Exercise: Write out exactly, excluding pictures, the lines from the one containing "Serialize everything readable" through the end of the data, both included.

***** Raw data

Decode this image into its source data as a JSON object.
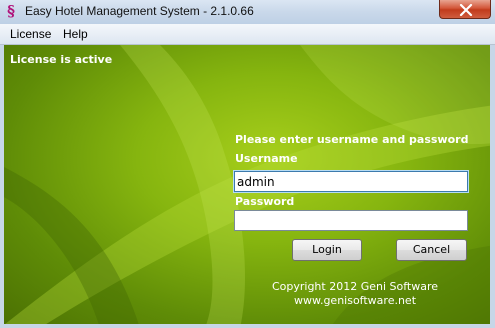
{
  "window": {
    "title": "Easy Hotel Management System - 2.1.0.66",
    "app_icon": "geni-logo-icon",
    "close_icon": "close-icon"
  },
  "menu": {
    "items": [
      {
        "label": "License"
      },
      {
        "label": "Help"
      }
    ]
  },
  "status": {
    "license_text": "License is active"
  },
  "login": {
    "prompt": "Please enter username and password",
    "username_label": "Username",
    "username_value": "admin",
    "password_label": "Password",
    "password_value": "",
    "login_button": "Login",
    "cancel_button": "Cancel"
  },
  "footer": {
    "copyright": "Copyright 2012  Geni Software",
    "website": "www.genisoftware.net"
  },
  "colors": {
    "background_green": "#86b50f",
    "text_white": "#ffffff",
    "close_red": "#c13b1c"
  }
}
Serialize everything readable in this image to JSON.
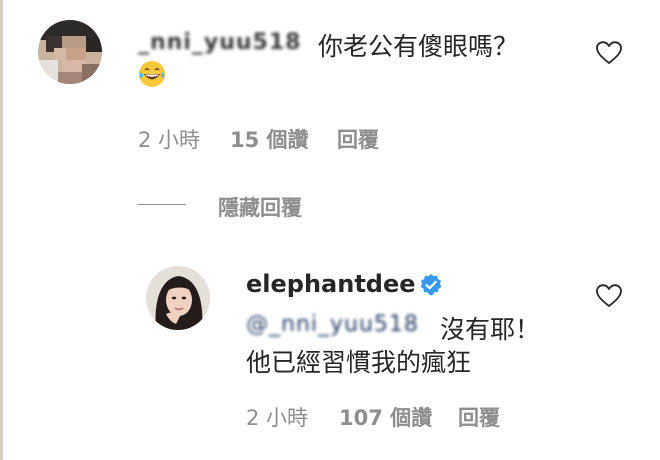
{
  "comment": {
    "username": "_nni_yuu518",
    "text": "你老公有傻眼嗎？",
    "emoji": "face-with-tears-of-joy",
    "time": "2 小時",
    "likes": "15 個讚",
    "reply": "回覆"
  },
  "hide_replies": "隱藏回覆",
  "reply": {
    "username": "elephantdee",
    "verified": true,
    "mention": "@_nni_yuu518",
    "text_line1": "沒有耶！",
    "text_line2": "他已經習慣我的瘋狂",
    "time": "2 小時",
    "likes": "107 個讚",
    "reply": "回覆"
  },
  "colors": {
    "text": "#262626",
    "secondary": "#8e8e8e",
    "verified_blue": "#3897f0",
    "mention": "#1f3a63"
  }
}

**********

Answer box:
Serialize everything readable in this image to JSON.
{
  "comment": {
    "username": "_nni_yuu518",
    "text": "你老公有傻眼嗎？",
    "emoji": "face-with-tears-of-joy",
    "time": "2 小時",
    "likes": "15 個讚",
    "reply": "回覆"
  },
  "hide_replies": "隱藏回覆",
  "reply": {
    "username": "elephantdee",
    "verified": true,
    "mention": "@_nni_yuu518",
    "text_line1": "沒有耶！",
    "text_line2": "他已經習慣我的瘋狂",
    "time": "2 小時",
    "likes": "107 個讚",
    "reply": "回覆"
  },
  "colors": {
    "text": "#262626",
    "secondary": "#8e8e8e",
    "verified_blue": "#3897f0",
    "mention": "#1f3a63"
  }
}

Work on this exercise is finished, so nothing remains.